The topic of being product-led or sales-led is one that seems to have gained in importance lately for product leaders who I have recently worked with and coached. One of the challenges they face when trying to decide between product-led growth (PLG) and sales-led growth (SLG) approaches is the diverse landscape of problems and opportunities that present themselves at different stages of the organization’s maturity. As a product leader, should you base your growth strategy on building an efficient sales funnel and pipeline for demand generation and capturing? Or should you allow a product’s usage to drive its growth?
The image above summarizes the subtle but important differences between a sales funnel and a sales pipeline. A sales funnel refers to the stages a customer goes through to make a purchase while a sales pipeline includes steps that a potential customer goes through to be converted into a customer. A sales funnel is centered around the customer’s actions and journey, and metrics such as sales volume and conversion rate are used. On the other hand, a sales pipeline is more about describing the process to someone like a sales rep while looking at metrics like churn rate and CRM score.
Sales-led growth (SLG) focuses on crafting sales strategies to improve the different steps of the sales funnel for acquiring, converting, monetizing, and retaining customers. For example, if one of the strategies is to reduce churn in the evaluation phase, the sales team could look into the format and content of the proposal that was sent to the customer to try and understand why the customers didn’t evaluate it positively to move on with the purchase. They could also interview customers to ask about the unfavorable conditions in the proposal and play around with the different levers to reduce churn. SLG tactics depend on the metrics that the organization is trying to move the needle on, and include practices such as cross-selling and upselling products.

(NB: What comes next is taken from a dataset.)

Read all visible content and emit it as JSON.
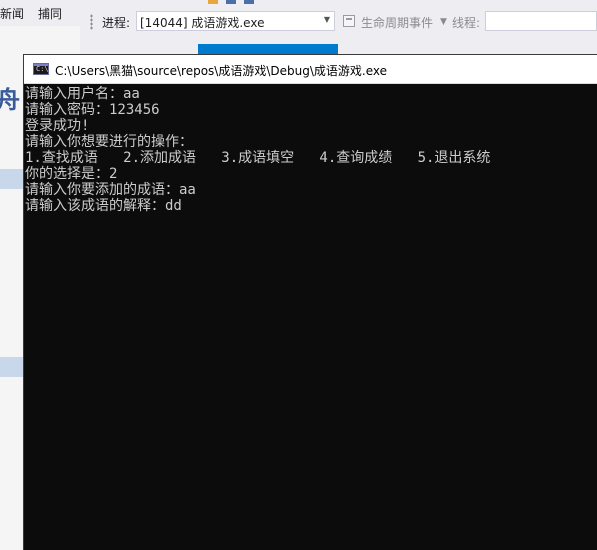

Product-led growth (PLG), on the other hand, relies on the product or service that an organization is building as the driver for growth. The focus of PLG is on using the product’s features and performance, rather than sales strategies and tactics, to acquire, convert, monetize, and retain customers. The product teams that build the product may also be responsible for acquiring customers. Rather than telling people the value that the product can bring (SLG), PLG focuses on showing people the value a potential customer could derive from the product by reducing their cost of usage to 0. A popular growth strategy related to PLG is freemium, where companies offer a limited number of (limited) features for free to customers while charging them for access to the premium and advanced functionalities. Companies that have leveraged this strategy for growth include Mailchimp, Spotify, WordPress, LinkedIn, and Tinder. The model relies on a non-paying customer’s positive experience with a product to drive their conversion into a paying customer.
What I’ve often seen missing from popular literature about PLG and SLG is the bigger picture of the market and where the organization fits into it. When considering PLG vs SLG, the product lifecycle stage and market adoption curve need to be part of the discussion.
Prior to the product-market fit (PMF) in the curve, where the main product has recently been launched and introduced to the market, a PLG strategy allows the early adopters to test it and get a feel for the product before potentially increasing their usage. During this stage of the product, it’s often very hard to adopt an SLG strategy because there are no notable users at this point in the product’s life. As the product matures into a high-growth product or cash cow in the maturity stage, an SLG strategy could be a more appropriate fit as there is likely to be existing data points and customers to help you drive the marketing and sales pitches. Such an approach, called the product-centric growth (PCG) strategy, includes both PLG and SLG as appropriate approaches at different stages of the lifecycle that the product finds itself in. At the same time, a PCG strategy prioritizes signals from the market as levers for switching between PLG and SLG. As customer acquisition, conversion, monetization, and retention hit their high points and just as they start to plateau, using a PCG focused on SLG in the short term will bring dividends by leveraging the existing customer base.
A PCG strategy understands that an amazing product experience is ultimately irreplaceable for customer acquisition, conversion, monetizing, and retention, while respecting the need to be more sales and marketing-led in the late growth, maturity, and decline stages. If the product isn’t expected to extend its lifecycle through innovation and new offerings, then it makes sense to continue milking the cash cow by keeping it in the mature stage through SLG. PCG places the product experience at the focal point because unless your product delivers in helping make the lives of your customers better, no amount of fine-tuning and improving the sales pipeline will help you acquire, convert, and retain users. In the case of a sub-optimal product that has excellent sales processes around it, the organization will tend to over-promise and under-deliver, leading to increased mid-term and long-term churn.